The Ugly Duchess
The Ugly Duchess isn’t a post-modern surrealist painting. Nor is it a cover from Mad Magazine or an R-rated version of the Duchess from Alice in Wonderland. It’s a Renaissance masterpiece, created around 1513 by Flemish painter Quentin Matsys. No one knows who sat for the picture. Nor can anyone answer the really interesting question: Why did Matsys paint The Ugly Duchess?
Some think the painting satirizes older women who act like teenage beauties. The lady wears a low-cut dress and holds a red flower: a symbol of romance. So she seems ridiculous, as if Matsys were mocking Renaissance cougars.
The cougar theory, however, has some problems. To have any impact as a work of satire, The Ugly Duchess would need lots of viewers. The Renaissance had no National Lampoon, Charlie Hebdo, or even photographic reproduction. And who’d hang such a bizarre image in a public place, like a cathedral, palace, or town hall?

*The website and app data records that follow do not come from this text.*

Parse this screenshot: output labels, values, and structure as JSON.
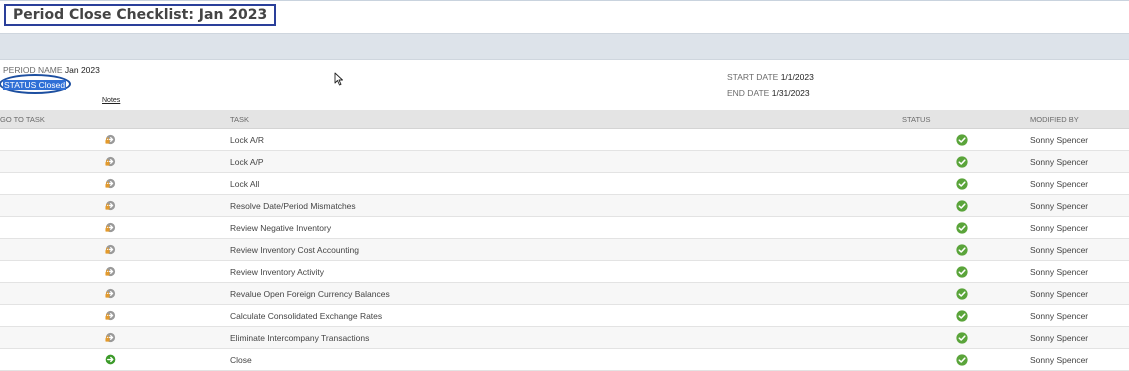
{
  "page": {
    "title": "Period Close Checklist: Jan 2023"
  },
  "period": {
    "name_label": "PERIOD NAME",
    "name_value": "Jan 2023",
    "status_label": "STATUS",
    "status_value": "Closed",
    "notes_link": "Notes",
    "start_label": "START DATE",
    "start_value": "1/1/2023",
    "end_label": "END DATE",
    "end_value": "1/31/2023"
  },
  "table": {
    "headers": {
      "go_to_task": "GO TO TASK",
      "task": "TASK",
      "status": "STATUS",
      "modified_by": "MODIFIED BY"
    },
    "rows": [
      {
        "go_icon": "locked-arrow-icon",
        "task": "Lock A/R",
        "status_icon": "check-circle-icon",
        "modified_by": "Sonny Spencer"
      },
      {
        "go_icon": "locked-arrow-icon",
        "task": "Lock A/P",
        "status_icon": "check-circle-icon",
        "modified_by": "Sonny Spencer"
      },
      {
        "go_icon": "locked-arrow-icon",
        "task": "Lock All",
        "status_icon": "check-circle-icon",
        "modified_by": "Sonny Spencer"
      },
      {
        "go_icon": "locked-arrow-icon",
        "task": "Resolve Date/Period Mismatches",
        "status_icon": "check-circle-icon",
        "modified_by": "Sonny Spencer"
      },
      {
        "go_icon": "locked-arrow-icon",
        "task": "Review Negative Inventory",
        "status_icon": "check-circle-icon",
        "modified_by": "Sonny Spencer"
      },
      {
        "go_icon": "locked-arrow-icon",
        "task": "Review Inventory Cost Accounting",
        "status_icon": "check-circle-icon",
        "modified_by": "Sonny Spencer"
      },
      {
        "go_icon": "locked-arrow-icon",
        "task": "Review Inventory Activity",
        "status_icon": "check-circle-icon",
        "modified_by": "Sonny Spencer"
      },
      {
        "go_icon": "locked-arrow-icon",
        "task": "Revalue Open Foreign Currency Balances",
        "status_icon": "check-circle-icon",
        "modified_by": "Sonny Spencer"
      },
      {
        "go_icon": "locked-arrow-icon",
        "task": "Calculate Consolidated Exchange Rates",
        "status_icon": "check-circle-icon",
        "modified_by": "Sonny Spencer"
      },
      {
        "go_icon": "locked-arrow-icon",
        "task": "Eliminate Intercompany Transactions",
        "status_icon": "check-circle-icon",
        "modified_by": "Sonny Spencer"
      },
      {
        "go_icon": "go-arrow-icon",
        "task": "Close",
        "status_icon": "check-circle-icon",
        "modified_by": "Sonny Spencer"
      }
    ]
  },
  "colors": {
    "title_border": "#2a3f9a",
    "status_highlight": "#2f6fd6",
    "status_oval": "#1d4fa0",
    "check_green": "#5aa43a",
    "go_green": "#3c9a2a",
    "lock_orange": "#e39a2c",
    "band": "#dde3ea"
  }
}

Plus, why would a work of satire need such detail? Even a casual glance tells us Matsys took great care with every line, shade, and — gulp — crevice. And modern analysis reveals that he corrected and revised as he worked, as if very carefully painting from life.
It’s hard not to conclude that the ugly duchess was a real woman — possibly even a real duchess — painted to capture her features, not to make a point. And, yes, it’s possible she actually looked like that. Modern doctors have suggested she had an unusually severe case of Paget’s Disease, which deforms bones.

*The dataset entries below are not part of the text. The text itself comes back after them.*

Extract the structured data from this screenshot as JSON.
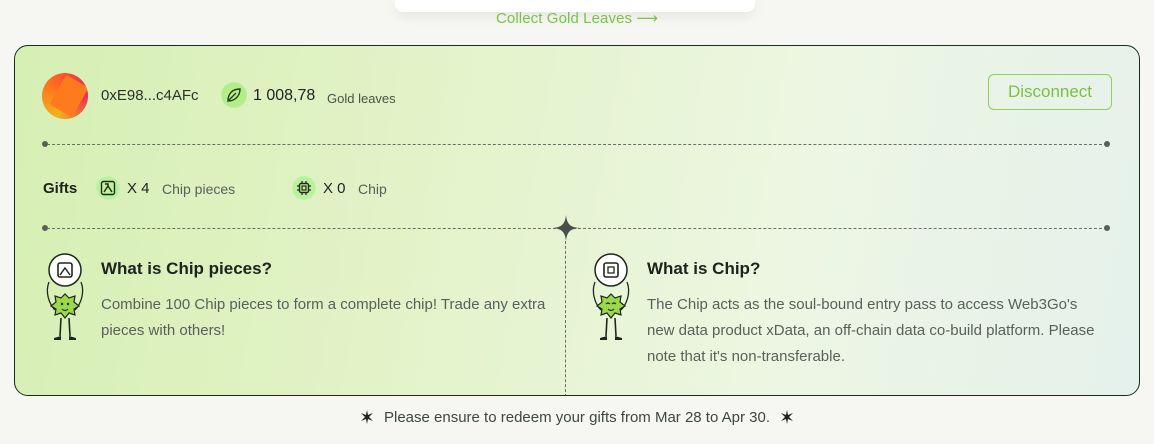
{
  "collect_link": "Collect Gold Leaves ⟶",
  "wallet": {
    "address": "0xE98...c4AFc",
    "leaf_amount": "1 008,78",
    "leaf_unit": "Gold leaves",
    "disconnect_label": "Disconnect"
  },
  "gifts": {
    "label": "Gifts",
    "items": [
      {
        "count": "X 4",
        "name": "Chip pieces",
        "icon": "chip-pieces-icon"
      },
      {
        "count": "X 0",
        "name": "Chip",
        "icon": "chip-icon"
      }
    ]
  },
  "info": [
    {
      "title": "What is Chip pieces?",
      "text": "Combine 100 Chip pieces to form a complete chip! Trade any extra pieces with others!"
    },
    {
      "title": "What is Chip?",
      "text": "The Chip acts as the soul-bound entry pass to access Web3Go's new data product xData, an off-chain data co-build platform. Please note that it's non-transferable."
    }
  ],
  "footer_note": "Please ensure to redeem your gifts from Mar 28 to Apr 30.",
  "colors": {
    "accent": "#7bc24a",
    "card_border": "#202820"
  }
}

Maybe The Ugly Duchess was an act of cruelty by some nobleman with too much money on his hands, who made his deformed mother-in-law — or wife — sit for a humiliating portrait. Or maybe it’s just the opposite: an act of love by someone who wanted to honor a cherished relative … in all her grandeur. Or maybe the ugly duchess herself commissioned the portrait. If so, she had the courage to tell the world: “This is how I look, and I have the same right to beautiful clothes — and to show off my rack — as any other woman.”
© 2015 by David W. Tollen. All rights reserved.